> _TASK GOAL_: All lines below containing "Декларация" are to be listed.

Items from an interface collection

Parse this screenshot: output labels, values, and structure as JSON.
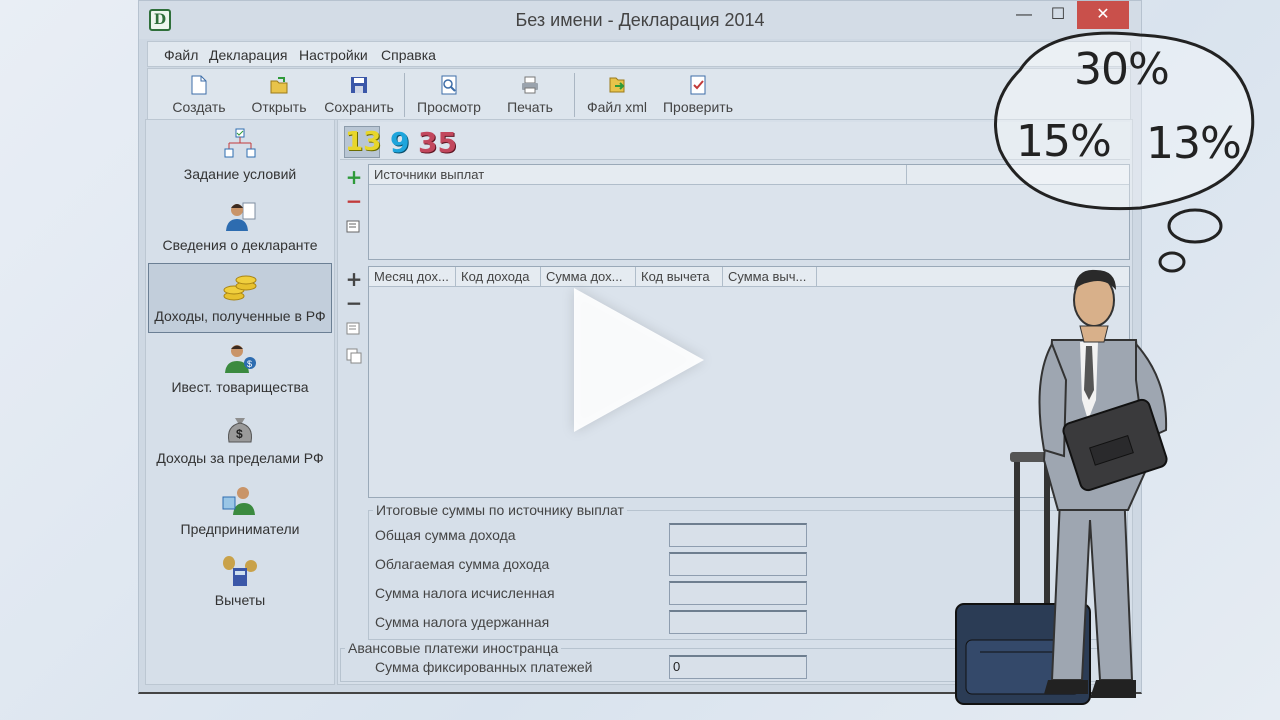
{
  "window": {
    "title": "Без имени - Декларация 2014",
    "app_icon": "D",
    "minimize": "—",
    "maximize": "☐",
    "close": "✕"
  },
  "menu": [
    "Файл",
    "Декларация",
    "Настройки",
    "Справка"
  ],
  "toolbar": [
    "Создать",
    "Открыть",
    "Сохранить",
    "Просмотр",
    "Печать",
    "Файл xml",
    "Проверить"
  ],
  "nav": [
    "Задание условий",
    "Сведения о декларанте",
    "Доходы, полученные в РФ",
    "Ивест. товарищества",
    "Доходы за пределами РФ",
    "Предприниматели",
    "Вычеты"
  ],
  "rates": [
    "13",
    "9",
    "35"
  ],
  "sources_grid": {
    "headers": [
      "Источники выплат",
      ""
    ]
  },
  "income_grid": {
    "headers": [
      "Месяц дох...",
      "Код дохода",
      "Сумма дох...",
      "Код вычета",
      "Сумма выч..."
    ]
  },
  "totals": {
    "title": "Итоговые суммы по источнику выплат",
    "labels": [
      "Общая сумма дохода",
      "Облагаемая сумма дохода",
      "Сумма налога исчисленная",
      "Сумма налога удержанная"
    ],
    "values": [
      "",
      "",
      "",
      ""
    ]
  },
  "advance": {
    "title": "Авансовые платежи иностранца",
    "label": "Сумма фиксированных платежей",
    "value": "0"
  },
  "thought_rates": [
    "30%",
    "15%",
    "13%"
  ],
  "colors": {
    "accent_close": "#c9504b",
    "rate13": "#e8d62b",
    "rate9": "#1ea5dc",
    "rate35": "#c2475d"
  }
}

> _ANSWER SECTION_:
    "title": "Без имени - Декларация 2014",
    "Декларация",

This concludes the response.